When people think of hosiery trends, they think of the last forty or fifty years or so. This is because tights as we know them have always looked the way they look and been made to be worn a certain way. But they've not always been just for women and they've not always been made of Nylon.
Leg wear started to catch on as a part of everyday dress in the Middle Ages. At first, it was a garment for men and women, but often women's skirts were long enough to cover their legs entirely. Whilst they were worn for warmth, the manufacturing process was always difficult for leg wear and as a result, they became a fashion statement and a marker of wealth.
In the 15th century, leg wear started to become more of an accessory than ever and this tradition started in an unusual way. In 1477, the Swiss won an important victory against Burgundy. The flags and banners of Burgundy that were left on the field were retrieve, cut up and turned into scrap fabric for repairing uniforms. The Swiss proudly wore their foe's insignia as a symbol of their prowess.  This tradition caught on elsewhere and soon nobles were sporting their family crests on their own leggings. The Swiss Guard actually keeps this tradition alive today and where brightly coloured striped leggings and other garments as part of their official uniform.

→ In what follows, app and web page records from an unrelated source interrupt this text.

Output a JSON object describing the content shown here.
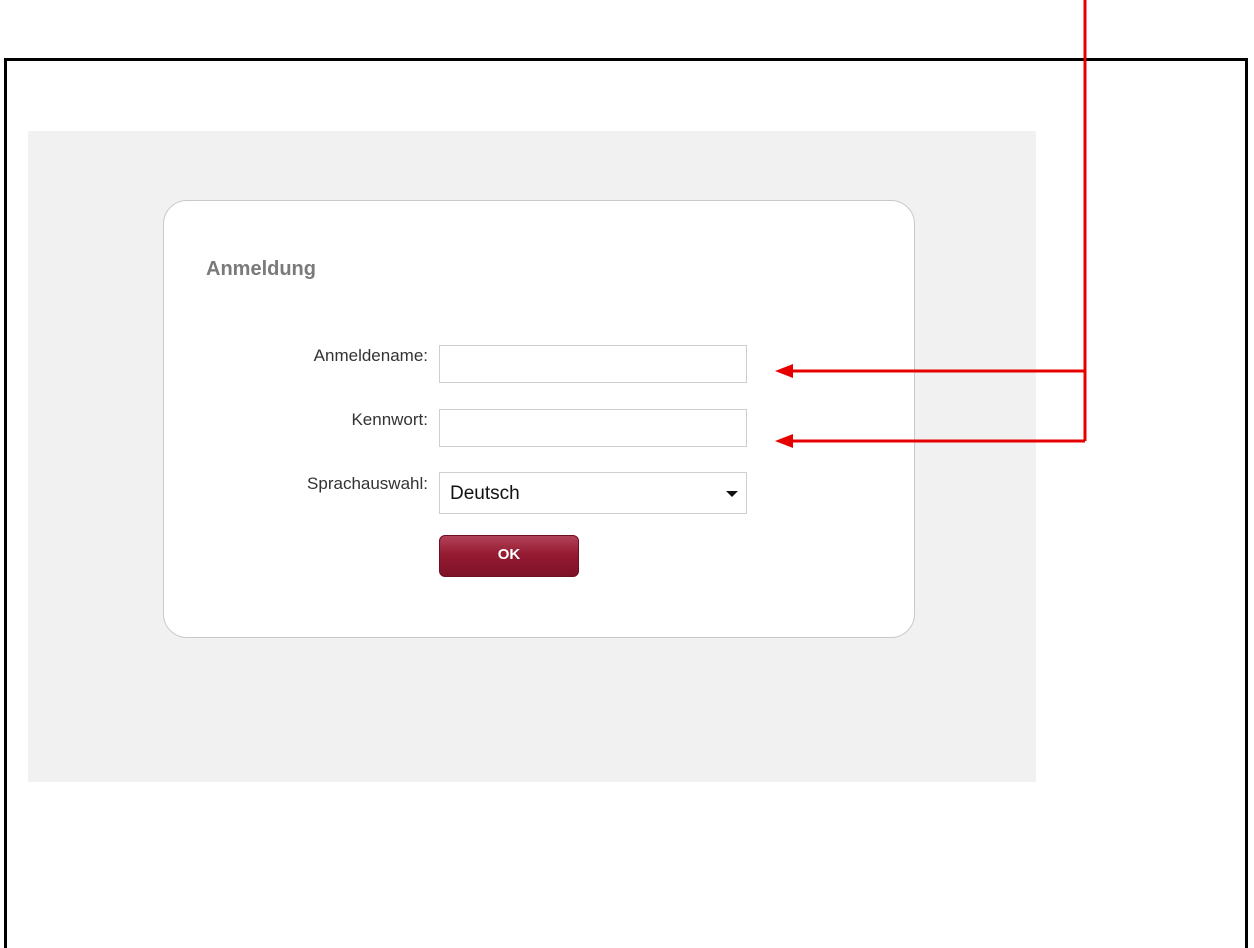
{
  "login": {
    "title": "Anmeldung",
    "username_label": "Anmeldename:",
    "username_value": "",
    "password_label": "Kennwort:",
    "password_value": "",
    "language_label": "Sprachauswahl:",
    "language_selected": "Deutsch",
    "ok_label": "OK"
  },
  "colors": {
    "annotation": "#e60000",
    "button": "#951b32",
    "panel_background": "#f1f1f1"
  }
}
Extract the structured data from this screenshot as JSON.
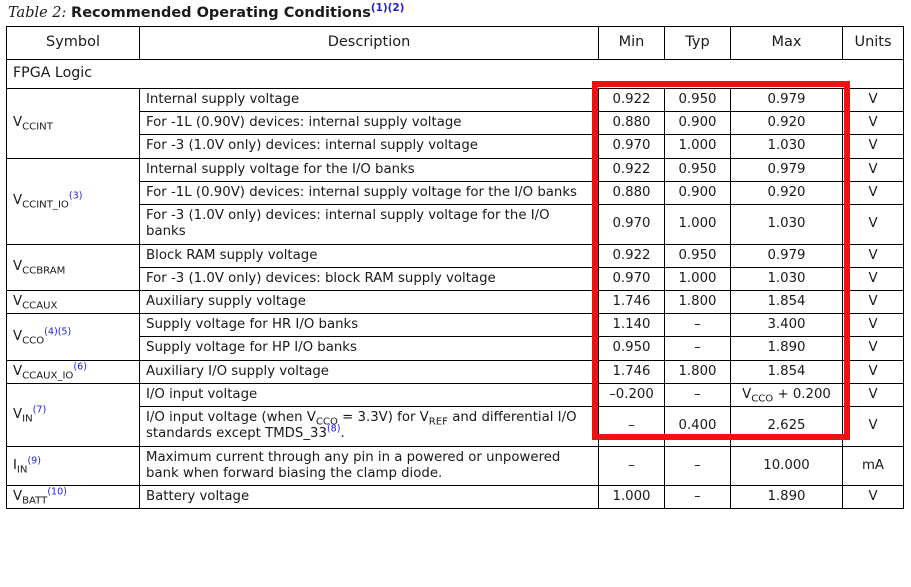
{
  "caption": {
    "label": "Table  2:",
    "title": "Recommended Operating Conditions",
    "footnotes": "(1)(2)"
  },
  "table": {
    "headers": {
      "symbol": "Symbol",
      "description": "Description",
      "min": "Min",
      "typ": "Typ",
      "max": "Max",
      "units": "Units"
    },
    "section_label": "FPGA Logic",
    "rows": [
      {
        "symbol_base": "V",
        "symbol_sub": "CCINT",
        "symbol_fn": "",
        "description": "Internal supply voltage",
        "min": "0.922",
        "typ": "0.950",
        "max": "0.979",
        "units": "V"
      },
      {
        "description": "For -1L (0.90V) devices: internal supply voltage",
        "min": "0.880",
        "typ": "0.900",
        "max": "0.920",
        "units": "V"
      },
      {
        "description": "For -3 (1.0V only) devices: internal supply voltage",
        "min": "0.970",
        "typ": "1.000",
        "max": "1.030",
        "units": "V"
      },
      {
        "symbol_base": "V",
        "symbol_sub": "CCINT_IO",
        "symbol_fn": "(3)",
        "description": "Internal supply voltage for the I/O banks",
        "min": "0.922",
        "typ": "0.950",
        "max": "0.979",
        "units": "V"
      },
      {
        "description": "For -1L (0.90V) devices: internal supply voltage for the I/O banks",
        "min": "0.880",
        "typ": "0.900",
        "max": "0.920",
        "units": "V"
      },
      {
        "description": "For -3 (1.0V only) devices: internal supply voltage for the I/O banks",
        "min": "0.970",
        "typ": "1.000",
        "max": "1.030",
        "units": "V"
      },
      {
        "symbol_base": "V",
        "symbol_sub": "CCBRAM",
        "symbol_fn": "",
        "description": "Block RAM supply voltage",
        "min": "0.922",
        "typ": "0.950",
        "max": "0.979",
        "units": "V"
      },
      {
        "description": "For -3 (1.0V only) devices: block RAM supply voltage",
        "min": "0.970",
        "typ": "1.000",
        "max": "1.030",
        "units": "V"
      },
      {
        "symbol_base": "V",
        "symbol_sub": "CCAUX",
        "symbol_fn": "",
        "description": "Auxiliary supply voltage",
        "min": "1.746",
        "typ": "1.800",
        "max": "1.854",
        "units": "V"
      },
      {
        "symbol_base": "V",
        "symbol_sub": "CCO",
        "symbol_fn": "(4)(5)",
        "description": "Supply voltage for HR I/O banks",
        "min": "1.140",
        "typ": "–",
        "max": "3.400",
        "units": "V"
      },
      {
        "description": "Supply voltage for HP I/O banks",
        "min": "0.950",
        "typ": "–",
        "max": "1.890",
        "units": "V"
      },
      {
        "symbol_base": "V",
        "symbol_sub": "CCAUX_IO",
        "symbol_fn": "(6)",
        "description": "Auxiliary I/O supply voltage",
        "min": "1.746",
        "typ": "1.800",
        "max": "1.854",
        "units": "V"
      },
      {
        "symbol_base": "V",
        "symbol_sub": "IN",
        "symbol_fn": "(7)",
        "description": "I/O input voltage",
        "min": "–0.200",
        "typ": "–",
        "max": "V_CCO + 0.200",
        "units": "V"
      },
      {
        "description": "I/O input voltage (when VCCO = 3.3V) for VREF and differential I/O standards except TMDS_33(8).",
        "min": "–",
        "typ": "0.400",
        "max": "2.625",
        "units": "V"
      },
      {
        "symbol_base": "I",
        "symbol_sub": "IN",
        "symbol_fn": "(9)",
        "description": "Maximum current through any pin in a powered or unpowered bank when forward biasing the clamp diode.",
        "min": "–",
        "typ": "–",
        "max": "10.000",
        "units": "mA"
      },
      {
        "symbol_base": "V",
        "symbol_sub": "BATT",
        "symbol_fn": "(10)",
        "description": "Battery voltage",
        "min": "1.000",
        "typ": "–",
        "max": "1.890",
        "units": "V"
      }
    ]
  },
  "annotation": {
    "highlight_color": "#ee1111",
    "header_rule_color": "#9c0034",
    "footnote_color": "#2323c8"
  }
}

Ever since this time, brightly coloured and highly ornate patterns on garments were considered fashionable and some of this tradition has persisted into modern times. So what exactly is the modern hosiery scene's history? What about more recent trends?

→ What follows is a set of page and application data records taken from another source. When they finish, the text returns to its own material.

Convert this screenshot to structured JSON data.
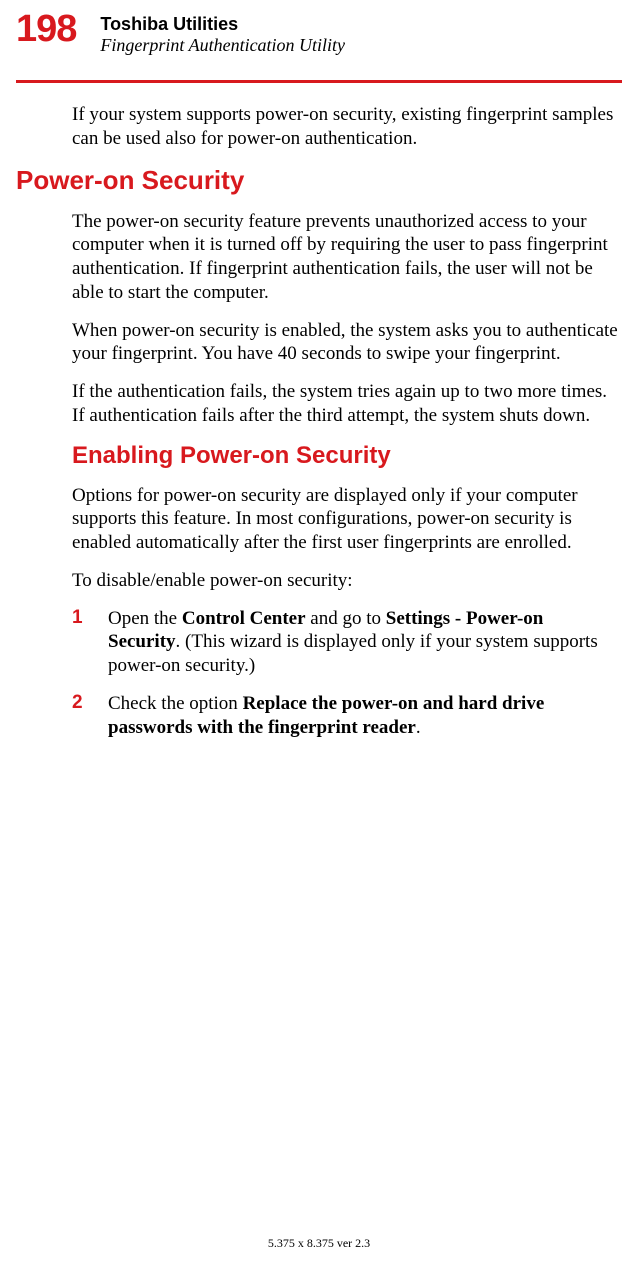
{
  "header": {
    "page_number": "198",
    "title": "Toshiba Utilities",
    "subtitle": "Fingerprint Authentication Utility"
  },
  "intro_para": "If your system supports power-on security, existing fingerprint samples can be used also for power-on authentication.",
  "section1": {
    "heading": "Power-on Security",
    "para1": "The power-on security feature prevents unauthorized access to your computer when it is turned off by requiring the user to pass fingerprint authentication. If fingerprint authentication fails, the user will not be able to start the computer.",
    "para2": "When power-on security is enabled, the system asks you to authenticate your fingerprint. You have 40 seconds to swipe your fingerprint.",
    "para3": "If the authentication fails, the system tries again up to two more times. If authentication fails after the third attempt, the system shuts down."
  },
  "section2": {
    "heading": "Enabling Power-on Security",
    "para1": "Options for power-on security are displayed only if your computer supports this feature. In most configurations, power-on security is enabled automatically after the first user fingerprints are enrolled.",
    "para2": "To disable/enable power-on security:",
    "steps": [
      {
        "num": "1",
        "pre": "Open the ",
        "b1": "Control Center",
        "mid": " and go to ",
        "b2": "Settings - Power-on Security",
        "post": ". (This wizard is displayed only if your system supports power-on security.)"
      },
      {
        "num": "2",
        "pre": "Check the option ",
        "b1": "Replace the power-on and hard drive passwords with the fingerprint reader",
        "post": "."
      }
    ]
  },
  "footer": "5.375 x 8.375 ver 2.3"
}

Hosiery saw a resurgence in the '40s and fifties after the war. Scarcity of Nylon and silk made stockings very desirable and coveted amongst women and as soon as rationing stopped, they become incredibly popular once again. The style was mostly plain, which reflects the rest of the era. Austerity was the watchword of the decade and this carried across into style and fashion. Stockings were tan or beige and were either plain or had a back seam.

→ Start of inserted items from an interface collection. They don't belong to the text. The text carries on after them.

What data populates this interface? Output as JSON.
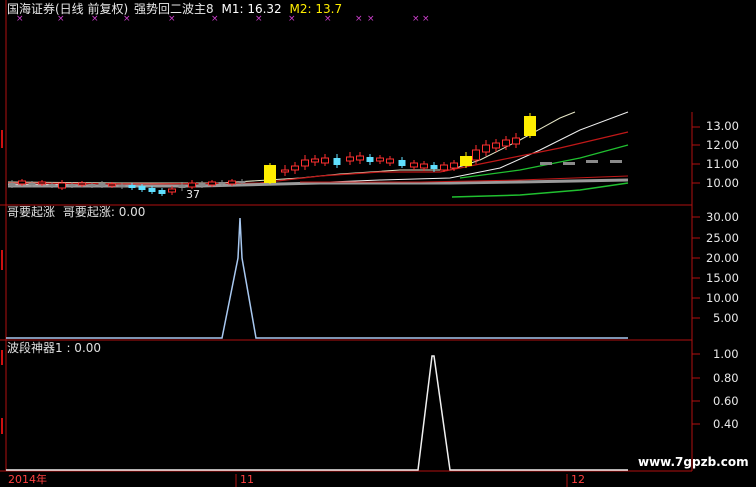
{
  "header": {
    "title": "国海证券(日线 前复权)",
    "indicator": "强势回二波主8",
    "m1": "M1: 16.32",
    "m2": "M2: 13.7"
  },
  "price_panel": {
    "y_ticks": [
      "13.00",
      "12.00",
      "11.00",
      "10.00"
    ],
    "annotation": "37",
    "colors": {
      "up": "#ff3030",
      "down": "#60e0ff",
      "highlight": "#ffee00",
      "ma_white": "#f0f0f0",
      "ma_red": "#c01818",
      "ma_green": "#20c030"
    }
  },
  "panel2": {
    "title": "哥要起涨",
    "value_label": "哥要起涨: 0.00",
    "y_ticks": [
      "30.00",
      "25.00",
      "20.00",
      "15.00",
      "10.00",
      "5.00"
    ]
  },
  "panel3": {
    "value_label": "波段神器1 : 0.00",
    "y_ticks": [
      "1.00",
      "0.80",
      "0.60",
      "0.40"
    ]
  },
  "x_axis": {
    "labels": [
      "2014年",
      "11",
      "12"
    ]
  },
  "watermark": "www.7gpzb.com"
}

As the Fifties came around, more cheerful patterns started to emerge. Florals became some of the most exciting and popular types of motifs out there. As austerity started to wane and become unpopular, the more cheerful colours and patterns saw a resurgence.
Mary Quant and Pamela Mann Legwear in the 60s
Florals and bright colours are a classic choice though, so they didn't see any dip in popularity when the 1960s arrived. Flower Power is iconic and synonymous with the Sixties. It was present in everything that people designed and manufactured, even in their tights. But the flowers of the Sixties were more artificial and Pop Art in style. Mary Quant, who founded the brand Pamela Mann Legwear, was one of the first to attempt this style of design, building on her success with popularising the mini-skirt. Comic book style fashion meant that delicate and dainty stitched florals that were so popular in previous decades went out of the window and more sharp and abstract version were introduced. By this time, tights were much more popular that stockings for their convenience and easy of use.
Fashion took the lessons they learned in the 1960s about more vibrant colours and took them to the extreme in the 70s, but in a completely different direction. Instead of florals, more psychedelic and abstract patterns were most popular amongst fashionistas. This was true for all different kinds of garments, but no less true for tights and other kinds of leg wear.
Although these were the most loved styles of their time and these were the styles that became most representative of their times, it's not fair or accurate to pigeon-hole a decade entirely. The '70s was also the decade of disco. Disco fashion is characterised by shine and glitter. Whether it be gold silver or any bright and noticeable colour, disco was most associated with fashion that really stood out and shone. Meant to compliment and make the most out of the clubs and bars that the disco scene took place in, these kinds of materials certainly didn't die in 1979 when the music did. Even today, lurex is a great fabric for adding a unique glitter and shine to your tights and it's remained very popular with people looking to join in the nightlife.
As for the '80s and '90s, leg wear took a dramatic turn away from tights and towards leggings. Like the change from stockings to tights before it, the convenience and durability of leggings out-did more fragile tights designs. Combine this with their futuristic look and you have something that really appealed to the style of the day. The neon and cyberpunk feel of these two decades was perfectly complimented by the close-fitting, wet-look of black shiny leggings or the raw, party-ready animal prints that were as wild as the hair.
As for the present day, all the most iconic and best trends of the past have made their way into our recent portfolios and designs are reviving all the above styles, one by one. This means all the most loved and praised artefacts of recent years and bygone decades are at your fingertips to explore and tryout for yourself.